The policy is an exact opposite to Obama era’s policy, which scrapped the entire amount in case of fraud. Also, this not the first, but second time that the reform has been pushed to provide only a partial loan.
The last attempt made in 2018 was blocked by a federal court after it concluded that the Education Department violated privacy laws to gather income information.
Meanwhile, Education Secretary Betsy DeVos said, policy is a fair resolution in comparison to the last “mess” inherited from the previous administration.
“We cannot tolerate fraud in higher education, nor can we tolerate furiously giving away taxpayer money to those who have submitted a false claim or aren’t eligible for relief,” DeVos said in a statement.
The policy works on the idea to determine how much of the federal debt should be taken off from the shoulders of children, rather than completely erasing under the Borrower Defense program.
The Obama administration expanded the policy in 2016 to eliminate the loans of thousands of students exploited by Corinthian Colleges chain, which shut down following findings that it had lied to students about job placement rates.
“We want to make sure we really serve the borrowers who truly have been the victim of misrepresentation and harmed by it,” Diane Auer Jones said. “We wanted to protect the taxpayers.

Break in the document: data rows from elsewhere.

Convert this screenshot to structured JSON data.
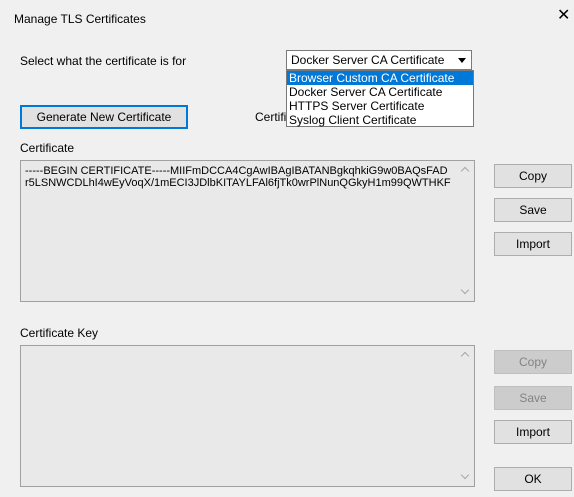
{
  "window": {
    "title": "Manage TLS Certificates",
    "close_glyph": "✕"
  },
  "purpose": {
    "label": "Select what the certificate is for",
    "selected": "Docker Server CA Certificate",
    "options": [
      "Browser Custom CA Certificate",
      "Docker Server CA Certificate",
      "HTTPS Server Certificate",
      "Syslog Client Certificate"
    ],
    "highlighted_option": "Browser Custom CA Certificate"
  },
  "generate_button": "Generate New Certificate",
  "partial_label": "Certific",
  "certificate": {
    "label": "Certificate",
    "lines": [
      "-----BEGIN CERTIFICATE-----MIIFmDCCA4CgAwIBAgIBATANBgkqhkiG9w0BAQsFAD",
      "r5LSNWCDLhI4wEyVoqX/1mECI3JDlbKITAYLFAl6fjTk0wrPlNunQGkyH1m99QWTHKF"
    ],
    "buttons": {
      "copy": "Copy",
      "save": "Save",
      "import": "Import"
    }
  },
  "key": {
    "label": "Certificate Key",
    "buttons": {
      "copy": "Copy",
      "save": "Save",
      "import": "Import"
    }
  },
  "ok_button": "OK",
  "colors": {
    "window_bg": "#f0f0f0",
    "accent": "#0078d7",
    "textarea_bg": "#e9e9e9",
    "button_bg": "#e1e1e1",
    "disabled_button_bg": "#cccccc"
  }
}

There are people who believe we should forgive 100% but where does that end?” Jones added.
The filter applied will thus, help identify who is really in need depending on the earnings. The percentage fixed under the program is 25, 50, 75 and 100 per cent.
The policy, however, has also been subject to criticism from many who feel defrauded students should be completely compensated. “This partial denial scheme will force thousands of families to pay fraudulent debts that never should have existed in the first place. It shows that the Department of Education will stop at nothing to try to extract payments on invalid debts and deny students their rights under law,” said Eileen Connor, the group’s legal director.
Amidst the ongoing battle over the loan forgiveness, the ones suffering the most are those seeking relief. As per the stats, more than 200,000 claims are still pending.
Meanwhile, the Education Department and Betsy DeVos have said former Corinthian Colleges students that had their claims approved by the Obama administration will get full loan forgiveness. While other Corinthian students will get at least 10 per cent.